According to health ministry data, 22,186 cases of swine flu have been reported across India. With a toll of 488, Maharashtra remains the worst-affected, followed by Gujarat, with 343 deaths.
With states witnessing an unprecedented spurt in swine flu cases and nearly 1,100 people succumbing to the virus attack so far this year, the country seems to be in the grip of a major outbreak. With a toll of 488, Maharashtra remains the worst-affected, followed by Gujarat, with 343 deaths.
According to health ministry data, 22,186 cases of swine flu have been reported across India, with experts attributing the increased incidence to a “change in the virus’s strain”.
The National Centre for Disease Control (NCDC) and AIIMS in Delhi and Pune’s National Institute of Virology have found that the H1N1 strain in circulation this year is different from that seen in previous years. “The virus this year is of the Michigan strain. Earlier, it was mostly the California strain,” NCDC director Dr A C Dhariwal told TOI. He said, however, the role of the new strain is yet to be proved scientifically.

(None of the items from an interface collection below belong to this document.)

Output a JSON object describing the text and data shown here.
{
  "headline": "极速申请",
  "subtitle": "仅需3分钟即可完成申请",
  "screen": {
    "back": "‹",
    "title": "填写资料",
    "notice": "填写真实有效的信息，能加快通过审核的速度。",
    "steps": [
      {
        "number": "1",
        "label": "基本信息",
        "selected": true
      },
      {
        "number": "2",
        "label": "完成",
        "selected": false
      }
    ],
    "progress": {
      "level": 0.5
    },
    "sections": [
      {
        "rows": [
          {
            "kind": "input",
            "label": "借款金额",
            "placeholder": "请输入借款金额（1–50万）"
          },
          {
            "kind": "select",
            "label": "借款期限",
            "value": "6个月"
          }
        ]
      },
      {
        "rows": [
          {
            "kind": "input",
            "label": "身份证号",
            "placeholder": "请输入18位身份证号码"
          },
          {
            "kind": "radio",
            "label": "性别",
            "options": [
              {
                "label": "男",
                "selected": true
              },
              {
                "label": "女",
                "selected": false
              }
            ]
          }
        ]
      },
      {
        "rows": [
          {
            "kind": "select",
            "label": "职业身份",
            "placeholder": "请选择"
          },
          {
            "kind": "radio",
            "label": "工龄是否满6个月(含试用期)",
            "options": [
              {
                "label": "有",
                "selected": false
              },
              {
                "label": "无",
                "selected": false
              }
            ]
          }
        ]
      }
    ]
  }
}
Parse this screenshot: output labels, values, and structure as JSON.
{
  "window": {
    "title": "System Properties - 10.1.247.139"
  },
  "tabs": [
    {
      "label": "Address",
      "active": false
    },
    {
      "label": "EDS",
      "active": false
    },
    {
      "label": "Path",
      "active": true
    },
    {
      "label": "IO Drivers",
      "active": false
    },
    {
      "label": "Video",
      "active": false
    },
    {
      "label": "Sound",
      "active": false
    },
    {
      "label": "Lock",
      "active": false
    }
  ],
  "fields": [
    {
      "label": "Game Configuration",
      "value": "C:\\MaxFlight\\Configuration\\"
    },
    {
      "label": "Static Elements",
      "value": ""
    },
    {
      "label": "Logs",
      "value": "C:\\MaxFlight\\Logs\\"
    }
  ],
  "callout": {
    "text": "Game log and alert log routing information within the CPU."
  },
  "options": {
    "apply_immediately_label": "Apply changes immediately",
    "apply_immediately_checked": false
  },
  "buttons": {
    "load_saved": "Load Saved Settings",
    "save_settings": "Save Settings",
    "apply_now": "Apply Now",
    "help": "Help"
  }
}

India saw its most crippling outbreak of the H1N1 influenza, also called swine flu because initially the transmission occurred through infected pigs, in 2009 and 2010, when it claimed the lives of more than 2,700 people.
This year, Maharashtra has contributed to more than 45% of all H1N1 casualties and one-fourth of the confirmed cases since January. The state’s H1N1 toll for all of 2016 was 25.
Most deaths were in the working age group of 25-50 years. “It simply emphasises the importance of self-isolation when suffering from an air-borne disease like influenza,” said said Dr Satish Pawar, head of Maharashtra’s directorate of health services. Gujarat has recorded 4,741 cases this year, with a mortality rate of 7.23%.
Nearly 152 deaths in the past fortnight alone have triggered panic even as the government declared “seasonal flu” to be the cause. Casualties this year have shot up five times compared to 2016.
Uttar Pradesh is experiencing an even more dire H1N1 onslaught than 2009, according to state health department data. A total of 2,798 H1N1 cases have been reported in UP so far, against 871 in 2009. There have been 64 deaths, compared to 17 in 2009.
Punjab has reported 31 fatalities, and Himachal Pradesh 27. In Madhya Pradesh, there have been 23 deaths and over 550 cases this year. State health minister Sharad Jain said, “Only god can be blamed for H1N1 deaths.”
Rajasthan has seen 910 cases and 86 deaths so far. In 2016, the number of swine flu cases in Telangana was 173; by August 28 this year, the number had already reached 1,704. Even the summer months saw a high number of cases in the state this year, which is unprecedented, experts say.
Kerala saw 74 of 1,308 cases registered till August 30 resulting in death; 2017 marks the third time since 2011 when the state has reported over 1,000 cases.
Tamil Nadu has recorded around 3,000 H1N1 cases and 15 deaths since January. “Health centres reported these cases mostly in February and March,” director of public health Dr K Kolandaisamy said. In Goa, more than 190 persons contracted swine flu, of which 19 died. Four of Assam’s 200 patients have died. There have been five deaths in West Bengal.